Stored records
####

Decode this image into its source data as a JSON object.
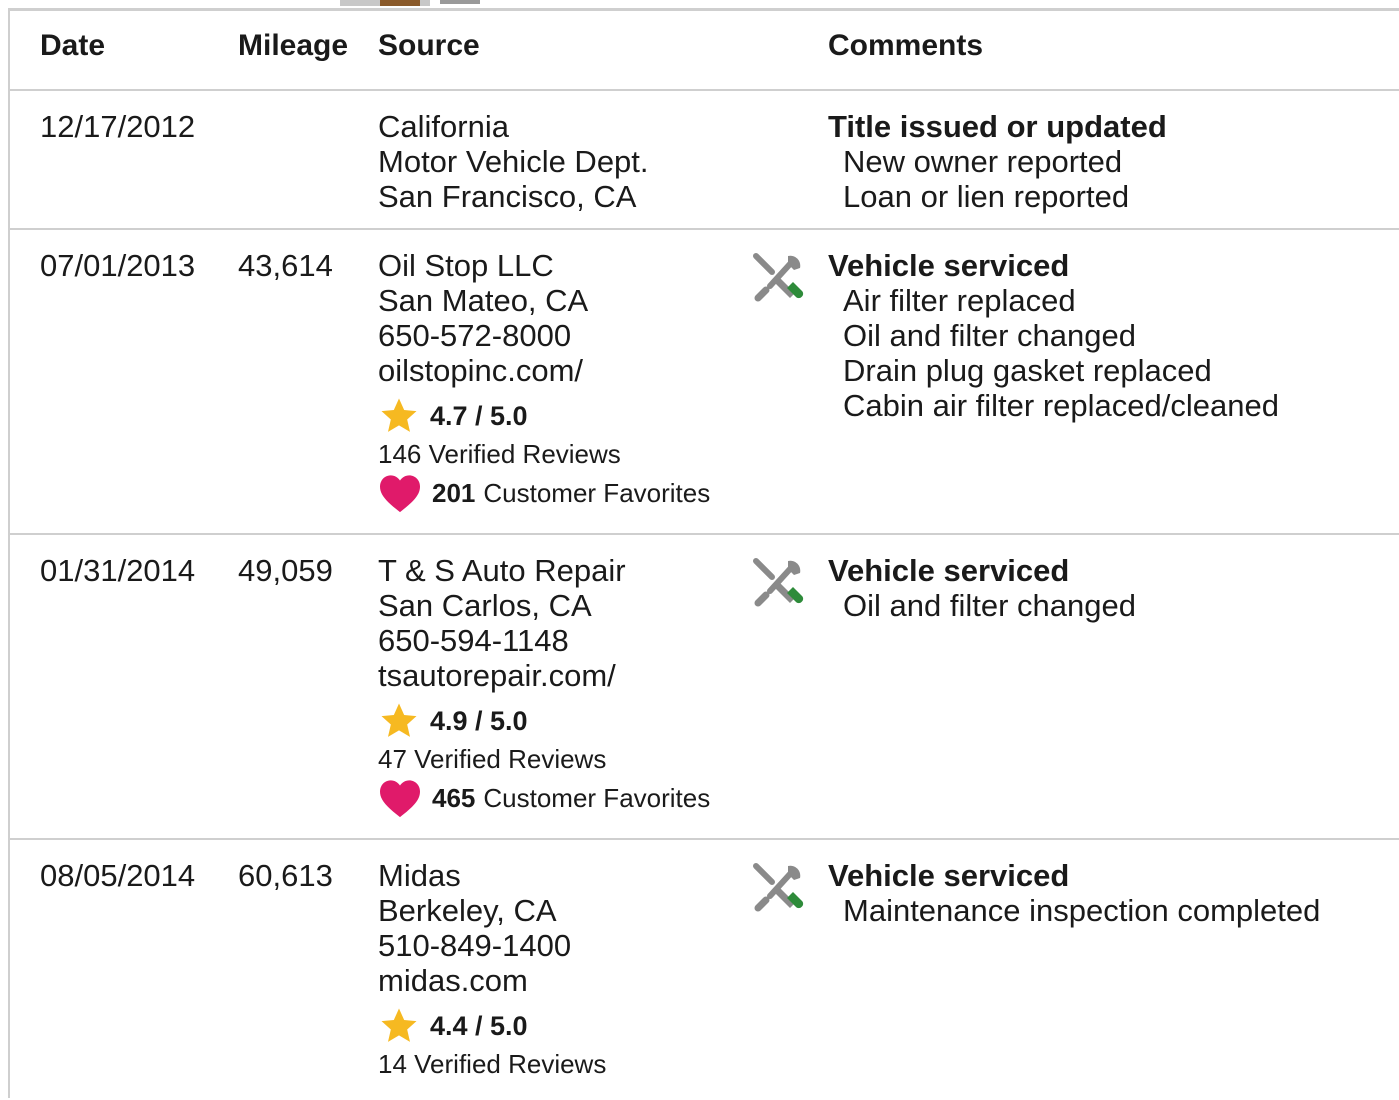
{
  "header": {
    "date": "Date",
    "mileage": "Mileage",
    "source": "Source",
    "comments": "Comments"
  },
  "colors": {
    "border": "#cfcfcf",
    "star": "#f6b921",
    "heart": "#e01a6a",
    "tool_gray": "#8a8a8a",
    "tool_green": "#2e8b3a"
  },
  "records": [
    {
      "date": "12/17/2012",
      "mileage": "",
      "source": [
        "California",
        "Motor Vehicle Dept.",
        "San Francisco, CA"
      ],
      "icon": "",
      "comment_title": "Title issued or updated",
      "comment_items": [
        "New owner reported",
        "Loan or lien reported"
      ]
    },
    {
      "date": "07/01/2013",
      "mileage": "43,614",
      "source": [
        "Oil Stop LLC",
        "San Mateo, CA",
        "650-572-8000",
        "oilstopinc.com/"
      ],
      "rating": "4.7 / 5.0",
      "reviews": "146 Verified Reviews",
      "favorites_count": "201",
      "favorites_label": "Customer Favorites",
      "icon": "service-tools-icon",
      "comment_title": "Vehicle serviced",
      "comment_items": [
        "Air filter replaced",
        "Oil and filter changed",
        "Drain plug gasket replaced",
        "Cabin air filter replaced/cleaned"
      ]
    },
    {
      "date": "01/31/2014",
      "mileage": "49,059",
      "source": [
        "T & S Auto Repair",
        "San Carlos, CA",
        "650-594-1148",
        "tsautorepair.com/"
      ],
      "rating": "4.9 / 5.0",
      "reviews": "47 Verified Reviews",
      "favorites_count": "465",
      "favorites_label": "Customer Favorites",
      "icon": "service-tools-icon",
      "comment_title": "Vehicle serviced",
      "comment_items": [
        "Oil and filter changed"
      ]
    },
    {
      "date": "08/05/2014",
      "mileage": "60,613",
      "source": [
        "Midas",
        "Berkeley, CA",
        "510-849-1400",
        "midas.com"
      ],
      "rating": "4.4 / 5.0",
      "reviews": "14 Verified Reviews",
      "icon": "service-tools-icon",
      "comment_title": "Vehicle serviced",
      "comment_items": [
        "Maintenance inspection completed"
      ]
    }
  ]
}
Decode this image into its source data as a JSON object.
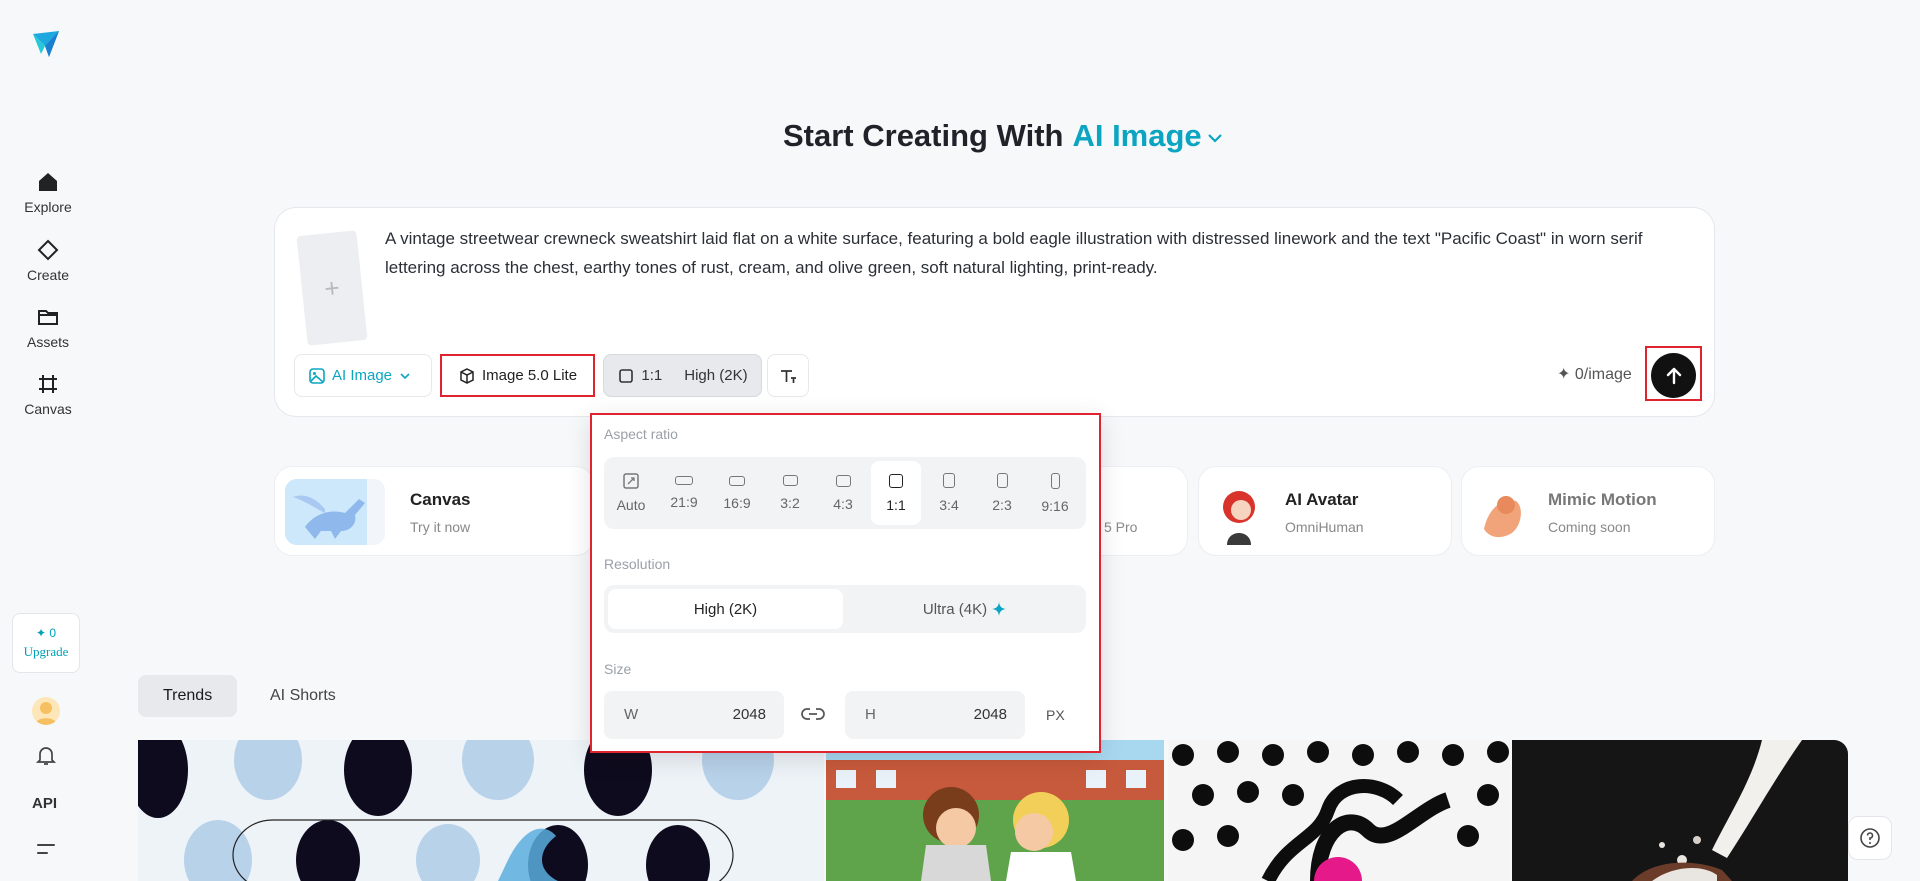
{
  "sidebar": {
    "items": [
      {
        "label": "Explore",
        "icon": "home-icon"
      },
      {
        "label": "Create",
        "icon": "diamond-icon"
      },
      {
        "label": "Assets",
        "icon": "folder-icon"
      },
      {
        "label": "Canvas",
        "icon": "canvas-icon"
      }
    ],
    "credits": "✦ 0",
    "upgrade": "Upgrade",
    "api": "API"
  },
  "heading": {
    "prefix": "Start Creating With",
    "accent": "AI Image"
  },
  "prompt": {
    "text": "A vintage streetwear crewneck sweatshirt laid flat on a white surface, featuring a bold eagle illustration with distressed linework and the text \"Pacific Coast\" in worn serif lettering across the chest, earthy tones of rust, cream, and olive green, soft natural lighting, print-ready.",
    "add_ref": "+"
  },
  "toolbar": {
    "mode": "AI Image",
    "model": "Image 5.0 Lite",
    "ratio": "1:1",
    "quality": "High (2K)",
    "cost": "✦ 0/image"
  },
  "features": [
    {
      "title": "Canvas",
      "subtitle": "Try it now"
    },
    {
      "title": "",
      "subtitle": "5 Pro"
    },
    {
      "title": "AI Avatar",
      "subtitle": "OmniHuman"
    },
    {
      "title": "Mimic Motion",
      "subtitle": "Coming soon"
    }
  ],
  "tabs": [
    "Trends",
    "AI Shorts"
  ],
  "popover": {
    "aspect_label": "Aspect ratio",
    "ratios": [
      "Auto",
      "21:9",
      "16:9",
      "3:2",
      "4:3",
      "1:1",
      "3:4",
      "2:3",
      "9:16"
    ],
    "selected_ratio": "1:1",
    "resolution_label": "Resolution",
    "resolutions": [
      "High (2K)",
      "Ultra (4K)"
    ],
    "size_label": "Size",
    "w_label": "W",
    "w_value": "2048",
    "h_label": "H",
    "h_value": "2048",
    "unit": "PX"
  },
  "colors": {
    "accent": "#0ba5c2",
    "highlight": "#e0242f"
  }
}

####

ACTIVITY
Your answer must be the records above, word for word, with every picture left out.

TASK ANSWER
Decode this image into its source data as a JSON object.
{
  "header": {
    "date": "Date",
    "mileage": "Mileage",
    "source": "Source",
    "comments": "Comments"
  },
  "colors": {
    "border": "#cfcfcf",
    "star": "#f6b921",
    "heart": "#e01a6a",
    "tool_gray": "#8a8a8a",
    "tool_green": "#2e8b3a"
  },
  "records": [
    {
      "date": "12/17/2012",
      "mileage": "",
      "source": [
        "California",
        "Motor Vehicle Dept.",
        "San Francisco, CA"
      ],
      "icon": "",
      "comment_title": "Title issued or updated",
      "comment_items": [
        "New owner reported",
        "Loan or lien reported"
      ]
    },
    {
      "date": "07/01/2013",
      "mileage": "43,614",
      "source": [
        "Oil Stop LLC",
        "San Mateo, CA",
        "650-572-8000",
        "oilstopinc.com/"
      ],
      "rating": "4.7 / 5.0",
      "reviews": "146 Verified Reviews",
      "favorites_count": "201",
      "favorites_label": "Customer Favorites",
      "icon": "service-tools-icon",
      "comment_title": "Vehicle serviced",
      "comment_items": [
        "Air filter replaced",
        "Oil and filter changed",
        "Drain plug gasket replaced",
        "Cabin air filter replaced/cleaned"
      ]
    },
    {
      "date": "01/31/2014",
      "mileage": "49,059",
      "source": [
        "T & S Auto Repair",
        "San Carlos, CA",
        "650-594-1148",
        "tsautorepair.com/"
      ],
      "rating": "4.9 / 5.0",
      "reviews": "47 Verified Reviews",
      "favorites_count": "465",
      "favorites_label": "Customer Favorites",
      "icon": "service-tools-icon",
      "comment_title": "Vehicle serviced",
      "comment_items": [
        "Oil and filter changed"
      ]
    },
    {
      "date": "08/05/2014",
      "mileage": "60,613",
      "source": [
        "Midas",
        "Berkeley, CA",
        "510-849-1400",
        "midas.com"
      ],
      "rating": "4.4 / 5.0",
      "reviews": "14 Verified Reviews",
      "icon": "service-tools-icon",
      "comment_title": "Vehicle serviced",
      "comment_items": [
        "Maintenance inspection completed"
      ]
    }
  ]
}
Decode this image into its source data as a JSON object.
{
  "sidebar": {
    "items": [
      {
        "label": "Explore",
        "icon": "home-icon"
      },
      {
        "label": "Create",
        "icon": "diamond-icon"
      },
      {
        "label": "Assets",
        "icon": "folder-icon"
      },
      {
        "label": "Canvas",
        "icon": "canvas-icon"
      }
    ],
    "credits": "✦ 0",
    "upgrade": "Upgrade",
    "api": "API"
  },
  "heading": {
    "prefix": "Start Creating With",
    "accent": "AI Image"
  },
  "prompt": {
    "text": "A vintage streetwear crewneck sweatshirt laid flat on a white surface, featuring a bold eagle illustration with distressed linework and the text \"Pacific Coast\" in worn serif lettering across the chest, earthy tones of rust, cream, and olive green, soft natural lighting, print-ready.",
    "add_ref": "+"
  },
  "toolbar": {
    "mode": "AI Image",
    "model": "Image 5.0 Lite",
    "ratio": "1:1",
    "quality": "High (2K)",
    "cost": "✦ 0/image"
  },
  "features": [
    {
      "title": "Canvas",
      "subtitle": "Try it now"
    },
    {
      "title": "",
      "subtitle": "5 Pro"
    },
    {
      "title": "AI Avatar",
      "subtitle": "OmniHuman"
    },
    {
      "title": "Mimic Motion",
      "subtitle": "Coming soon"
    }
  ],
  "tabs": [
    "Trends",
    "AI Shorts"
  ],
  "popover": {
    "aspect_label": "Aspect ratio",
    "ratios": [
      "Auto",
      "21:9",
      "16:9",
      "3:2",
      "4:3",
      "1:1",
      "3:4",
      "2:3",
      "9:16"
    ],
    "selected_ratio": "1:1",
    "resolution_label": "Resolution",
    "resolutions": [
      "High (2K)",
      "Ultra (4K)"
    ],
    "size_label": "Size",
    "w_label": "W",
    "w_value": "2048",
    "h_label": "H",
    "h_value": "2048",
    "unit": "PX"
  },
  "colors": {
    "accent": "#0ba5c2",
    "highlight": "#e0242f"
  }
}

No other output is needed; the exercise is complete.